------ Listed entries ------

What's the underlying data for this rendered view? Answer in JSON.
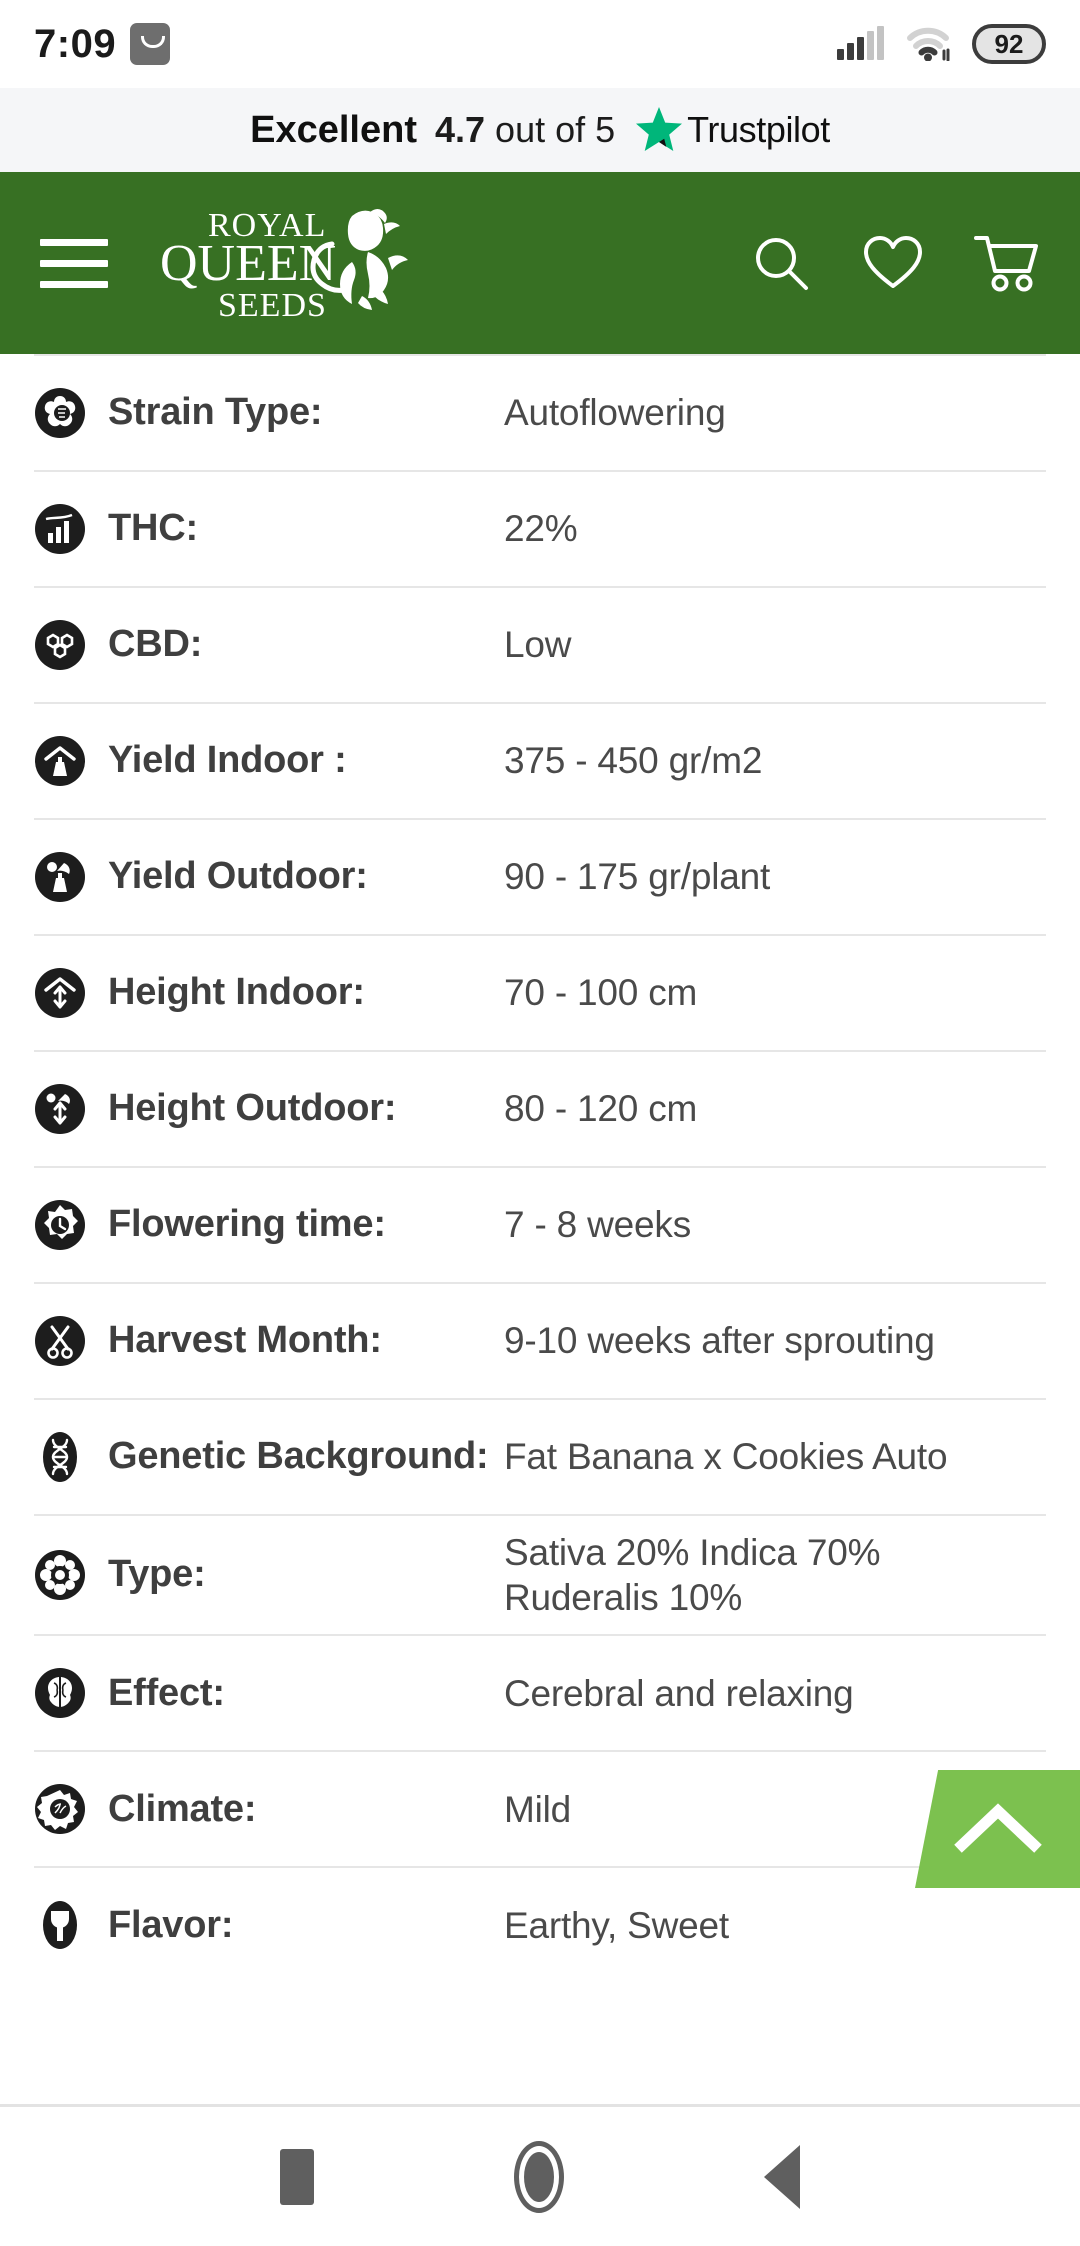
{
  "status_bar": {
    "time": "7:09",
    "app_icon": "shopping-bag-icon",
    "signal_icon": "cellular-signal-icon",
    "wifi_icon": "wifi-icon",
    "battery_level": "92"
  },
  "trustpilot": {
    "label": "Excellent",
    "score": "4.7",
    "out_of": " out of 5",
    "star_icon": "trustpilot-star-icon",
    "brand": "Trustpilot",
    "star_color": "#00b67a",
    "bar_background": "#f5f6f8"
  },
  "header": {
    "background": "#377023",
    "menu_icon": "hamburger-menu-icon",
    "logo_line1": "ROYAL",
    "logo_line2": "QUEEN",
    "logo_line3": "SEEDS",
    "logo_alt": "royal-queen-seeds-lion-logo",
    "search_icon": "search-icon",
    "wishlist_icon": "heart-icon",
    "cart_icon": "shopping-cart-icon"
  },
  "specs": [
    {
      "icon": "flower-bud-icon",
      "label": "Strain Type:",
      "value": "Autoflowering"
    },
    {
      "icon": "bar-chart-icon",
      "label": "THC:",
      "value": "22%"
    },
    {
      "icon": "molecule-icon",
      "label": "CBD:",
      "value": "Low"
    },
    {
      "icon": "indoor-yield-icon",
      "label": "Yield Indoor :",
      "value": "375 - 450 gr/m2"
    },
    {
      "icon": "outdoor-yield-icon",
      "label": "Yield Outdoor:",
      "value": "90 - 175 gr/plant"
    },
    {
      "icon": "indoor-height-icon",
      "label": "Height Indoor:",
      "value": "70 - 100 cm"
    },
    {
      "icon": "outdoor-height-icon",
      "label": "Height Outdoor:",
      "value": "80 - 120 cm"
    },
    {
      "icon": "clock-flower-icon",
      "label": "Flowering time:",
      "value": "7 - 8 weeks"
    },
    {
      "icon": "scissors-icon",
      "label": "Harvest Month:",
      "value": "9-10 weeks after sprouting"
    },
    {
      "icon": "dna-helix-icon",
      "label": "Genetic Background:",
      "value": "Fat Banana x Cookies Auto"
    },
    {
      "icon": "type-flower-icon",
      "label": "Type:",
      "value": "Sativa 20% Indica 70%\nRuderalis 10%"
    },
    {
      "icon": "brain-icon",
      "label": "Effect:",
      "value": "Cerebral and relaxing"
    },
    {
      "icon": "sun-climate-icon",
      "label": "Climate:",
      "value": "Mild"
    },
    {
      "icon": "flavor-drop-icon",
      "label": "Flavor:",
      "value": "Earthy, Sweet"
    }
  ],
  "scroll_top_button": {
    "icon": "chevron-up-icon",
    "color": "#7cc14f"
  },
  "android_nav": {
    "recents_icon": "square-recents-icon",
    "home_icon": "circle-home-icon",
    "back_icon": "triangle-back-icon"
  }
}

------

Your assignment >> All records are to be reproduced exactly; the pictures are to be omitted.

Completed exercise >>
What's the underlying data for this rendered view? Answer in JSON.
{
  "status_bar": {
    "time": "7:09",
    "app_icon": "shopping-bag-icon",
    "signal_icon": "cellular-signal-icon",
    "wifi_icon": "wifi-icon",
    "battery_level": "92"
  },
  "trustpilot": {
    "label": "Excellent",
    "score": "4.7",
    "out_of": " out of 5",
    "star_icon": "trustpilot-star-icon",
    "brand": "Trustpilot",
    "star_color": "#00b67a",
    "bar_background": "#f5f6f8"
  },
  "header": {
    "background": "#377023",
    "menu_icon": "hamburger-menu-icon",
    "logo_line1": "ROYAL",
    "logo_line2": "QUEEN",
    "logo_line3": "SEEDS",
    "logo_alt": "royal-queen-seeds-lion-logo",
    "search_icon": "search-icon",
    "wishlist_icon": "heart-icon",
    "cart_icon": "shopping-cart-icon"
  },
  "specs": [
    {
      "icon": "flower-bud-icon",
      "label": "Strain Type:",
      "value": "Autoflowering"
    },
    {
      "icon": "bar-chart-icon",
      "label": "THC:",
      "value": "22%"
    },
    {
      "icon": "molecule-icon",
      "label": "CBD:",
      "value": "Low"
    },
    {
      "icon": "indoor-yield-icon",
      "label": "Yield Indoor :",
      "value": "375 - 450 gr/m2"
    },
    {
      "icon": "outdoor-yield-icon",
      "label": "Yield Outdoor:",
      "value": "90 - 175 gr/plant"
    },
    {
      "icon": "indoor-height-icon",
      "label": "Height Indoor:",
      "value": "70 - 100 cm"
    },
    {
      "icon": "outdoor-height-icon",
      "label": "Height Outdoor:",
      "value": "80 - 120 cm"
    },
    {
      "icon": "clock-flower-icon",
      "label": "Flowering time:",
      "value": "7 - 8 weeks"
    },
    {
      "icon": "scissors-icon",
      "label": "Harvest Month:",
      "value": "9-10 weeks after sprouting"
    },
    {
      "icon": "dna-helix-icon",
      "label": "Genetic Background:",
      "value": "Fat Banana x Cookies Auto"
    },
    {
      "icon": "type-flower-icon",
      "label": "Type:",
      "value": "Sativa 20% Indica 70%\nRuderalis 10%"
    },
    {
      "icon": "brain-icon",
      "label": "Effect:",
      "value": "Cerebral and relaxing"
    },
    {
      "icon": "sun-climate-icon",
      "label": "Climate:",
      "value": "Mild"
    },
    {
      "icon": "flavor-drop-icon",
      "label": "Flavor:",
      "value": "Earthy, Sweet"
    }
  ],
  "scroll_top_button": {
    "icon": "chevron-up-icon",
    "color": "#7cc14f"
  },
  "android_nav": {
    "recents_icon": "square-recents-icon",
    "home_icon": "circle-home-icon",
    "back_icon": "triangle-back-icon"
  }
}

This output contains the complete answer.